Activity: Every line of the material must appear in the answer exactly as it does here.

Source information:
● ● ●

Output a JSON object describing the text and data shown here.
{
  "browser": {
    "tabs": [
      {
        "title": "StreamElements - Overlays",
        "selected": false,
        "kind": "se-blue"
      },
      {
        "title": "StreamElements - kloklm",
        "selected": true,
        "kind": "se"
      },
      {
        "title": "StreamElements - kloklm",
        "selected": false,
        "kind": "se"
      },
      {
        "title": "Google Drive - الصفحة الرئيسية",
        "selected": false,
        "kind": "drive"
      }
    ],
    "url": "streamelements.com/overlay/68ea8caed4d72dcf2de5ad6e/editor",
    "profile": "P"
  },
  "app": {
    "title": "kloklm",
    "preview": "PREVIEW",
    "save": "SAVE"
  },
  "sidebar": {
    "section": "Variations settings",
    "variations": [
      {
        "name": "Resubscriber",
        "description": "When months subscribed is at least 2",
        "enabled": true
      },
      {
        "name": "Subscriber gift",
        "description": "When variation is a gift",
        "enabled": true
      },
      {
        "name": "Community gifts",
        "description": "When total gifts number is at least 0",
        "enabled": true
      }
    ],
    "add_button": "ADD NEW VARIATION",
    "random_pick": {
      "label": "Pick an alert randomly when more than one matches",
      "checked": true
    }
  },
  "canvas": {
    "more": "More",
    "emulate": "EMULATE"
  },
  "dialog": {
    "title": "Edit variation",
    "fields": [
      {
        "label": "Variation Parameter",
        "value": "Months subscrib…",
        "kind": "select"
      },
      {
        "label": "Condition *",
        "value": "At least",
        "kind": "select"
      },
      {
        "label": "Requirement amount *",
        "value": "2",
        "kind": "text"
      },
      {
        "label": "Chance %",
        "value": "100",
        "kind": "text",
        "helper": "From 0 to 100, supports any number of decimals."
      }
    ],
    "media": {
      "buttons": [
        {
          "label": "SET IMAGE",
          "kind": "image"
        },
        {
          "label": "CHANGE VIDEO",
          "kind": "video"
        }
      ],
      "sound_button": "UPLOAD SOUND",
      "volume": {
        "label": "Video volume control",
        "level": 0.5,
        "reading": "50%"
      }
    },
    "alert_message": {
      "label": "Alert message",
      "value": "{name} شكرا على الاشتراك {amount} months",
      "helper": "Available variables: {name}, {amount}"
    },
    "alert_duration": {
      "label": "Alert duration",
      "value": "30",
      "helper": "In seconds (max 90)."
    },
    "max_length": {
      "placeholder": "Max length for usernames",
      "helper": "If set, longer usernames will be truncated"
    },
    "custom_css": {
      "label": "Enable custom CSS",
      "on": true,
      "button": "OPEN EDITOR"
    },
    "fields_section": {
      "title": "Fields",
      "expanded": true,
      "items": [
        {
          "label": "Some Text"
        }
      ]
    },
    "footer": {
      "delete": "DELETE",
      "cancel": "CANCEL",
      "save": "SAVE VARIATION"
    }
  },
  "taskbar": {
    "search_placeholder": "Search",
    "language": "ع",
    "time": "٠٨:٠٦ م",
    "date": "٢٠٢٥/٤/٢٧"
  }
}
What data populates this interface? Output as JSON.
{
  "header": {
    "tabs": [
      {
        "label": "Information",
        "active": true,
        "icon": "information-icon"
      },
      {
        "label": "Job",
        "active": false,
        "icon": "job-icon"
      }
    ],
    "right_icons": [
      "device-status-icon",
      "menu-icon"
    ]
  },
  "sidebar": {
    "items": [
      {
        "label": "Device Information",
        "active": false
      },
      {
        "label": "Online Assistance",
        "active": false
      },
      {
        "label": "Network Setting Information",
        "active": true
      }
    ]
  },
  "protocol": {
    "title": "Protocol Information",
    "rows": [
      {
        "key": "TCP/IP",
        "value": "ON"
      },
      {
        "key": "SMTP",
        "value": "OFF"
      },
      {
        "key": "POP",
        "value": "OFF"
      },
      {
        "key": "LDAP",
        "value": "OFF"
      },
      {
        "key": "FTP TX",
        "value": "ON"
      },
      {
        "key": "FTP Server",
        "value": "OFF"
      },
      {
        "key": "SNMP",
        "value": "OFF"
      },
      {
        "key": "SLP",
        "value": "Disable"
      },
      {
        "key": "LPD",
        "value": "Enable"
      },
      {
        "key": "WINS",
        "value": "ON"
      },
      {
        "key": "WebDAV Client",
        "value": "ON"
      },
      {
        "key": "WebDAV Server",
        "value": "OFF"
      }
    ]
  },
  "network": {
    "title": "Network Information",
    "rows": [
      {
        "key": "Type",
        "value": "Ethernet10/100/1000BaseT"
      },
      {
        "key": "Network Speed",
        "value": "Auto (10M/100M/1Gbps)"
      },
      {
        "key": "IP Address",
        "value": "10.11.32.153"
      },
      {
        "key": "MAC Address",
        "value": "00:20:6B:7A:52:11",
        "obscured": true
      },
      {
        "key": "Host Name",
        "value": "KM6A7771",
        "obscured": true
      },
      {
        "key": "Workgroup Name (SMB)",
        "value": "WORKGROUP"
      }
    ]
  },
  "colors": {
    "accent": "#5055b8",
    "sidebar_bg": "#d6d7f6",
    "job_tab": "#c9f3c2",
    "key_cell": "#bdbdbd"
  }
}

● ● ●

Problem solution:
Output a JSON object describing the text and data shown here.
{
  "browser": {
    "tabs": [
      {
        "title": "StreamElements - Overlays",
        "selected": false,
        "kind": "se-blue"
      },
      {
        "title": "StreamElements - kloklm",
        "selected": true,
        "kind": "se"
      },
      {
        "title": "StreamElements - kloklm",
        "selected": false,
        "kind": "se"
      },
      {
        "title": "Google Drive - الصفحة الرئيسية",
        "selected": false,
        "kind": "drive"
      }
    ],
    "url": "streamelements.com/overlay/68ea8caed4d72dcf2de5ad6e/editor",
    "profile": "P"
  },
  "app": {
    "title": "kloklm",
    "preview": "PREVIEW",
    "save": "SAVE"
  },
  "sidebar": {
    "section": "Variations settings",
    "variations": [
      {
        "name": "Resubscriber",
        "description": "When months subscribed is at least 2",
        "enabled": true
      },
      {
        "name": "Subscriber gift",
        "description": "When variation is a gift",
        "enabled": true
      },
      {
        "name": "Community gifts",
        "description": "When total gifts number is at least 0",
        "enabled": true
      }
    ],
    "add_button": "ADD NEW VARIATION",
    "random_pick": {
      "label": "Pick an alert randomly when more than one matches",
      "checked": true
    }
  },
  "canvas": {
    "more": "More",
    "emulate": "EMULATE"
  },
  "dialog": {
    "title": "Edit variation",
    "fields": [
      {
        "label": "Variation Parameter",
        "value": "Months subscrib…",
        "kind": "select"
      },
      {
        "label": "Condition *",
        "value": "At least",
        "kind": "select"
      },
      {
        "label": "Requirement amount *",
        "value": "2",
        "kind": "text"
      },
      {
        "label": "Chance %",
        "value": "100",
        "kind": "text",
        "helper": "From 0 to 100, supports any number of decimals."
      }
    ],
    "media": {
      "buttons": [
        {
          "label": "SET IMAGE",
          "kind": "image"
        },
        {
          "label": "CHANGE VIDEO",
          "kind": "video"
        }
      ],
      "sound_button": "UPLOAD SOUND",
      "volume": {
        "label": "Video volume control",
        "level": 0.5,
        "reading": "50%"
      }
    },
    "alert_message": {
      "label": "Alert message",
      "value": "{name} شكرا على الاشتراك {amount} months",
      "helper": "Available variables: {name}, {amount}"
    },
    "alert_duration": {
      "label": "Alert duration",
      "value": "30",
      "helper": "In seconds (max 90)."
    },
    "max_length": {
      "placeholder": "Max length for usernames",
      "helper": "If set, longer usernames will be truncated"
    },
    "custom_css": {
      "label": "Enable custom CSS",
      "on": true,
      "button": "OPEN EDITOR"
    },
    "fields_section": {
      "title": "Fields",
      "expanded": true,
      "items": [
        {
          "label": "Some Text"
        }
      ]
    },
    "footer": {
      "delete": "DELETE",
      "cancel": "CANCEL",
      "save": "SAVE VARIATION"
    }
  },
  "taskbar": {
    "search_placeholder": "Search",
    "language": "ع",
    "time": "٠٨:٠٦ م",
    "date": "٢٠٢٥/٤/٢٧"
  }
}
What data populates this interface? Output as JSON.
{
  "header": {
    "tabs": [
      {
        "label": "Information",
        "active": true,
        "icon": "information-icon"
      },
      {
        "label": "Job",
        "active": false,
        "icon": "job-icon"
      }
    ],
    "right_icons": [
      "device-status-icon",
      "menu-icon"
    ]
  },
  "sidebar": {
    "items": [
      {
        "label": "Device Information",
        "active": false
      },
      {
        "label": "Online Assistance",
        "active": false
      },
      {
        "label": "Network Setting Information",
        "active": true
      }
    ]
  },
  "protocol": {
    "title": "Protocol Information",
    "rows": [
      {
        "key": "TCP/IP",
        "value": "ON"
      },
      {
        "key": "SMTP",
        "value": "OFF"
      },
      {
        "key": "POP",
        "value": "OFF"
      },
      {
        "key": "LDAP",
        "value": "OFF"
      },
      {
        "key": "FTP TX",
        "value": "ON"
      },
      {
        "key": "FTP Server",
        "value": "OFF"
      },
      {
        "key": "SNMP",
        "value": "OFF"
      },
      {
        "key": "SLP",
        "value": "Disable"
      },
      {
        "key": "LPD",
        "value": "Enable"
      },
      {
        "key": "WINS",
        "value": "ON"
      },
      {
        "key": "WebDAV Client",
        "value": "ON"
      },
      {
        "key": "WebDAV Server",
        "value": "OFF"
      }
    ]
  },
  "network": {
    "title": "Network Information",
    "rows": [
      {
        "key": "Type",
        "value": "Ethernet10/100/1000BaseT"
      },
      {
        "key": "Network Speed",
        "value": "Auto (10M/100M/1Gbps)"
      },
      {
        "key": "IP Address",
        "value": "10.11.32.153"
      },
      {
        "key": "MAC Address",
        "value": "00:20:6B:7A:52:11",
        "obscured": true
      },
      {
        "key": "Host Name",
        "value": "KM6A7771",
        "obscured": true
      },
      {
        "key": "Workgroup Name (SMB)",
        "value": "WORKGROUP"
      }
    ]
  },
  "colors": {
    "accent": "#5055b8",
    "sidebar_bg": "#d6d7f6",
    "job_tab": "#c9f3c2",
    "key_cell": "#bdbdbd"
  }
}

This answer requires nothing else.